The battle of Bannockburn in Scotland was fought between the armies of the English under King Edward II and the Scottish leader Robert the Bruce, self-appointed King of Scotland, and began on 23 June 1314. Robert the Bruce was trying to establish an independent Scotland, and the English King Edward II was attepting to relieve Stirling Castle, previously besieged by the Scottish forces. Both armies met at Bannockburn, near Stirling in southern Scotland where the Scots army was outnumbered about three to one. The Scottish forces were mostly infantry armed with long spears supported by a few archers and little cavalry. The Scot's army was basically split into three main formations. The vanguard was commanded by the 1st Earl of Moray, Thomas Randolph, and was positioned near the church of St. Ninian, the rearguard was commanded by Robert the Bruce, and the main fighting force was led by Bruce's brother, Edward.
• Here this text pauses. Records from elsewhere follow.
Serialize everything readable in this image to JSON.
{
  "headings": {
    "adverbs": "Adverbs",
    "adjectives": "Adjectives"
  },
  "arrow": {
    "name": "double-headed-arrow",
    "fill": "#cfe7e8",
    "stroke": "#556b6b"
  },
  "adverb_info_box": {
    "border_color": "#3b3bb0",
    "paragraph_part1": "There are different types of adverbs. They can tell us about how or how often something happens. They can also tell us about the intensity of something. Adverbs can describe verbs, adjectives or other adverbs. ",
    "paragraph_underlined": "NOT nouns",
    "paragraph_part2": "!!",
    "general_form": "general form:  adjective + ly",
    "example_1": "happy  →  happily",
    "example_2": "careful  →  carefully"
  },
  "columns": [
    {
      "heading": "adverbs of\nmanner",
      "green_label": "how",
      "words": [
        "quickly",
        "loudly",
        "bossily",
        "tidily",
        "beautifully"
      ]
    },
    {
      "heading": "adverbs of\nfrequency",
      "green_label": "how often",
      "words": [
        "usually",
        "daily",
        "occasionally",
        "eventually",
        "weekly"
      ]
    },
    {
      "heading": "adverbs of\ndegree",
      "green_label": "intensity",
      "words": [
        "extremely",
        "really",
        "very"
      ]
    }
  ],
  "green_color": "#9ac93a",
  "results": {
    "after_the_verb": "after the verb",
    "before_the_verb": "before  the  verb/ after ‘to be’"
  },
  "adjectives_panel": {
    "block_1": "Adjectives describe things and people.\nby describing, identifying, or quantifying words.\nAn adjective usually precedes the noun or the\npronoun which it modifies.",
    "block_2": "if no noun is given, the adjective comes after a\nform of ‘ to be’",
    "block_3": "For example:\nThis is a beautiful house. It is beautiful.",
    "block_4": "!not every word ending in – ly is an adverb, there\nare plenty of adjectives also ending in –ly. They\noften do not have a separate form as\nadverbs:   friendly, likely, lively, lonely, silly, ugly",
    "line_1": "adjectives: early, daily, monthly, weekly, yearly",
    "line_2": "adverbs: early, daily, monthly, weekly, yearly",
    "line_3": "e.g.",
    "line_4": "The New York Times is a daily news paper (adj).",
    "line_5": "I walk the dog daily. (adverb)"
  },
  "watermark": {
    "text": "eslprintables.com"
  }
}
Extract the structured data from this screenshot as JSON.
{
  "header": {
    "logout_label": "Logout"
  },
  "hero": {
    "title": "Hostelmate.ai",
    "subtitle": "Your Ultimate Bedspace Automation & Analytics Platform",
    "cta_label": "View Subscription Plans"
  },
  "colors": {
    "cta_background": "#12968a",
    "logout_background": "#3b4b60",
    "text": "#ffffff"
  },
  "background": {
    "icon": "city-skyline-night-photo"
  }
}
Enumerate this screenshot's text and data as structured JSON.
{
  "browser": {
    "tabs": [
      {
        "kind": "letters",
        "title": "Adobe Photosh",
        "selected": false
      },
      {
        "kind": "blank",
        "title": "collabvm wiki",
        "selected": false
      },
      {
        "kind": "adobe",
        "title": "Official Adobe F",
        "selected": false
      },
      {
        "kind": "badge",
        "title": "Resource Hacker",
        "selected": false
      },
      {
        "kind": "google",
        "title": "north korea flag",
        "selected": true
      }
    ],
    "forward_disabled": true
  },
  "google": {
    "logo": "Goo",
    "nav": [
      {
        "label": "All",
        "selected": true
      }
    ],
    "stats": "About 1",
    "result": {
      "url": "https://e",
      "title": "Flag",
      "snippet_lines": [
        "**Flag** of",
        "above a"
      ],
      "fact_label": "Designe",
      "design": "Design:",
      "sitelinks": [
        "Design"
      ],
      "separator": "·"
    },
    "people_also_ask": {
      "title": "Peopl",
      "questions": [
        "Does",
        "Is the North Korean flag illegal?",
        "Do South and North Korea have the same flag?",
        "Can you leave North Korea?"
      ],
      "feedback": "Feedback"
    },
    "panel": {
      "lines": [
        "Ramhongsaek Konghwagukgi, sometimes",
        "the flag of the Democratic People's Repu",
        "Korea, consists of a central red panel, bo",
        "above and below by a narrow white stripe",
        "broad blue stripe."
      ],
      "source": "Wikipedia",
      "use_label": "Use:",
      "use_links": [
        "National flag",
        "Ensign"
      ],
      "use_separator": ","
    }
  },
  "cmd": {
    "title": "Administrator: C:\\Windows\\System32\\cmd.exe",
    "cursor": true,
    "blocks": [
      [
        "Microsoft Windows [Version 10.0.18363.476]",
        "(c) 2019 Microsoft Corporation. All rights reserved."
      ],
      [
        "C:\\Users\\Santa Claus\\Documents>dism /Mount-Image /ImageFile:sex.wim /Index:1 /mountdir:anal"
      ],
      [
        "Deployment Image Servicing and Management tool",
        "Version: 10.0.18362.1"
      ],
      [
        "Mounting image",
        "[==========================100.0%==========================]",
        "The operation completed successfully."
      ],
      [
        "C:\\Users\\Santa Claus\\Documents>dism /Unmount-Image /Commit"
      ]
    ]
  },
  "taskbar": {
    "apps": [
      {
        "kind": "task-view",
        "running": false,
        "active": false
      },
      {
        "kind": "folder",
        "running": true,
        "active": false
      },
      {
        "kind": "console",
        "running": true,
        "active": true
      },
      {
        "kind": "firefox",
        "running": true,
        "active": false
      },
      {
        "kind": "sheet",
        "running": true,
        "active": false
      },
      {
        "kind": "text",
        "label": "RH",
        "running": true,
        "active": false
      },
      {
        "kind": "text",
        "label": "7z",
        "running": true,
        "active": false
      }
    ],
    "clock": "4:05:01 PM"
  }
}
Robert the Bruce's army was able to choose their ground to the south of Stirling castle carefully and the terrain at Bannockburn was ideal with good natural cover. The Scottish position had a narrow approach with soft, boggy ground. This would play havoc with the advancing heavy cavalry of Edwards II's army, and the English would be forced to fight the Scots head on.
The battle of Bannockburn began when an English knight, Henry de Bohun, spotted the mounted Scottish King and charged at him alone on his heavy horse. Robert the Bruce remained calm and waited until the knight was almost upon him, then stood up in the stirrups and killed Henry de Bohun with a severe blow to the head with his axe. The Scots then forced the demoralised English cavalry to withdraw and prepare for the main battle the next day. The English army had an uncomfortable night resting and sleeping on the cold and wet boggy ground. In the morning, the Scottish King Robert the Bruce assembled his army in a dense formation and they all knelt in prayer before the battle began. The English cavalry began the battle by making repeated charges against the Scottish infantry who were armed with spears. The charges had little effect and the English could not break through the Scottish lines. Following a subsequent archery duel the Scottish army advanced quickly on the English, killing Sir Robert Clifford and the Earl of Gloucester. Vicious hand to hand fighting ensued with both armies locked together.
Following the appearance of a large group of Scottish camp followers later in the day, which the English mistook for fresh Scottish troops, the English army hurriedly withdrew from the field. During the rushed withdrawal the English were harassed and pursued over the wet boggy ground by the Scots back to the steep sided river at Bannockburn. This was now the time for the English King Edward II to withdraw from the battle and find safety. Edward was accompanied by his personal bodyguard and the Earl of Pembroke and both eventually reached the English occupied castle at Dunbar. Knowing that their king had deserted them the English army panicked and lost the will to fight on. The battle of Bannockburn was over and was a decisive victory for Robert the Bruce and the Scottish army. The seal was now set on the bid for Scottish independence from England.
Today, a modern monument and Visitor Centre stands near where it is believed the battle took place in 1314 and is one of the most popular tourist attractions in the area.